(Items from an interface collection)

>>>>

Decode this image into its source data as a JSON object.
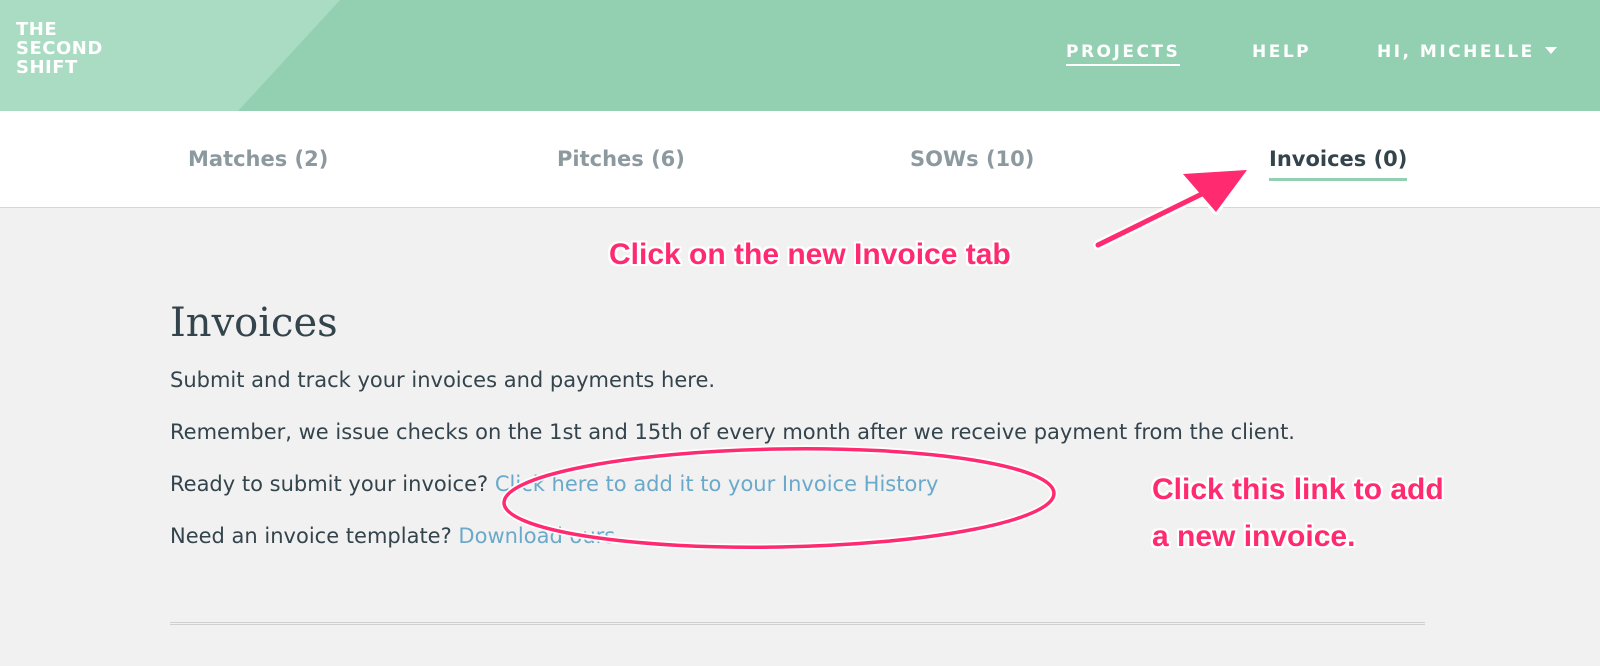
{
  "header": {
    "logo_lines": [
      "THE",
      "SECOND",
      "SHIFT"
    ],
    "nav": {
      "projects": "PROJECTS",
      "help": "HELP",
      "user": "HI, MICHELLE"
    }
  },
  "tabs": {
    "matches": "Matches (2)",
    "pitches": "Pitches (6)",
    "sows": "SOWs (10)",
    "invoices": "Invoices (0)",
    "active": "invoices"
  },
  "main": {
    "title": "Invoices",
    "intro": "Submit and track your invoices and payments here.",
    "reminder": "Remember, we issue checks on the 1st and 15th of every month after we receive payment from the client.",
    "ready_text": "Ready to submit your invoice? ",
    "ready_link": "Click here to add it to your Invoice History",
    "template_text": "Need an invoice template? ",
    "template_link": "Download ours"
  },
  "annotations": {
    "tab_callout": "Click on the new Invoice tab",
    "link_callout_line1": "Click this link to add",
    "link_callout_line2": "a new invoice."
  },
  "colors": {
    "header_green": "#93d0b2",
    "link_blue": "#6aa9c9",
    "annotation_pink": "#ff2a6f",
    "text_dark": "#34444c"
  },
  "icons": {
    "user_menu": "caret-down-icon"
  }
}
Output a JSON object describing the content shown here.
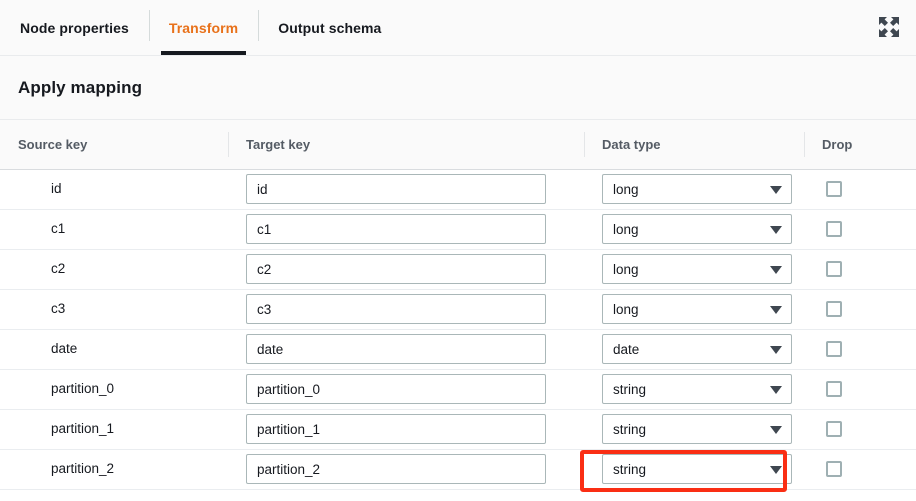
{
  "tabs": [
    {
      "label": "Node properties",
      "active": false
    },
    {
      "label": "Transform",
      "active": true
    },
    {
      "label": "Output schema",
      "active": false
    }
  ],
  "toolbar": {
    "expand_icon": "expand-arrows-icon"
  },
  "section": {
    "title": "Apply mapping"
  },
  "table": {
    "columns": [
      {
        "label": "Source key"
      },
      {
        "label": "Target key"
      },
      {
        "label": "Data type"
      },
      {
        "label": "Drop"
      }
    ],
    "rows": [
      {
        "source_key": "id",
        "target_key": "id",
        "data_type": "long",
        "drop": false,
        "highlighted": false
      },
      {
        "source_key": "c1",
        "target_key": "c1",
        "data_type": "long",
        "drop": false,
        "highlighted": false
      },
      {
        "source_key": "c2",
        "target_key": "c2",
        "data_type": "long",
        "drop": false,
        "highlighted": false
      },
      {
        "source_key": "c3",
        "target_key": "c3",
        "data_type": "long",
        "drop": false,
        "highlighted": false
      },
      {
        "source_key": "date",
        "target_key": "date",
        "data_type": "date",
        "drop": false,
        "highlighted": true
      },
      {
        "source_key": "partition_0",
        "target_key": "partition_0",
        "data_type": "string",
        "drop": false,
        "highlighted": false
      },
      {
        "source_key": "partition_1",
        "target_key": "partition_1",
        "data_type": "string",
        "drop": false,
        "highlighted": false
      },
      {
        "source_key": "partition_2",
        "target_key": "partition_2",
        "data_type": "string",
        "drop": false,
        "highlighted": false
      }
    ]
  },
  "annotation": {
    "color": "#fa2e14",
    "target": "data-type-select-date"
  },
  "colors": {
    "active_tab_text": "#e8711a",
    "active_tab_underline": "#16191f",
    "header_bg": "#fafafa",
    "text": "#16191f",
    "muted_text": "#545b64",
    "border": "#aab7b8"
  }
}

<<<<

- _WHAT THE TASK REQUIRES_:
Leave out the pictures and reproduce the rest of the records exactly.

- _WRITTEN REPLY_:
Decode this image into its source data as a JSON object.
{
  "header": {
    "logo_lines": [
      "THE",
      "SECOND",
      "SHIFT"
    ],
    "nav": {
      "projects": "PROJECTS",
      "help": "HELP",
      "user": "HI, MICHELLE"
    }
  },
  "tabs": {
    "matches": "Matches (2)",
    "pitches": "Pitches (6)",
    "sows": "SOWs (10)",
    "invoices": "Invoices (0)",
    "active": "invoices"
  },
  "main": {
    "title": "Invoices",
    "intro": "Submit and track your invoices and payments here.",
    "reminder": "Remember, we issue checks on the 1st and 15th of every month after we receive payment from the client.",
    "ready_text": "Ready to submit your invoice? ",
    "ready_link": "Click here to add it to your Invoice History",
    "template_text": "Need an invoice template? ",
    "template_link": "Download ours"
  },
  "annotations": {
    "tab_callout": "Click on the new Invoice tab",
    "link_callout_line1": "Click this link to add",
    "link_callout_line2": "a new invoice."
  },
  "colors": {
    "header_green": "#93d0b2",
    "link_blue": "#6aa9c9",
    "annotation_pink": "#ff2a6f",
    "text_dark": "#34444c"
  },
  "icons": {
    "user_menu": "caret-down-icon"
  }
}
Output a JSON object describing the content shown here.
{
  "tabs": [
    {
      "label": "Node properties",
      "active": false
    },
    {
      "label": "Transform",
      "active": true
    },
    {
      "label": "Output schema",
      "active": false
    }
  ],
  "toolbar": {
    "expand_icon": "expand-arrows-icon"
  },
  "section": {
    "title": "Apply mapping"
  },
  "table": {
    "columns": [
      {
        "label": "Source key"
      },
      {
        "label": "Target key"
      },
      {
        "label": "Data type"
      },
      {
        "label": "Drop"
      }
    ],
    "rows": [
      {
        "source_key": "id",
        "target_key": "id",
        "data_type": "long",
        "drop": false,
        "highlighted": false
      },
      {
        "source_key": "c1",
        "target_key": "c1",
        "data_type": "long",
        "drop": false,
        "highlighted": false
      },
      {
        "source_key": "c2",
        "target_key": "c2",
        "data_type": "long",
        "drop": false,
        "highlighted": false
      },
      {
        "source_key": "c3",
        "target_key": "c3",
        "data_type": "long",
        "drop": false,
        "highlighted": false
      },
      {
        "source_key": "date",
        "target_key": "date",
        "data_type": "date",
        "drop": false,
        "highlighted": true
      },
      {
        "source_key": "partition_0",
        "target_key": "partition_0",
        "data_type": "string",
        "drop": false,
        "highlighted": false
      },
      {
        "source_key": "partition_1",
        "target_key": "partition_1",
        "data_type": "string",
        "drop": false,
        "highlighted": false
      },
      {
        "source_key": "partition_2",
        "target_key": "partition_2",
        "data_type": "string",
        "drop": false,
        "highlighted": false
      }
    ]
  },
  "annotation": {
    "color": "#fa2e14",
    "target": "data-type-select-date"
  },
  "colors": {
    "active_tab_text": "#e8711a",
    "active_tab_underline": "#16191f",
    "header_bg": "#fafafa",
    "text": "#16191f",
    "muted_text": "#545b64",
    "border": "#aab7b8"
  }
}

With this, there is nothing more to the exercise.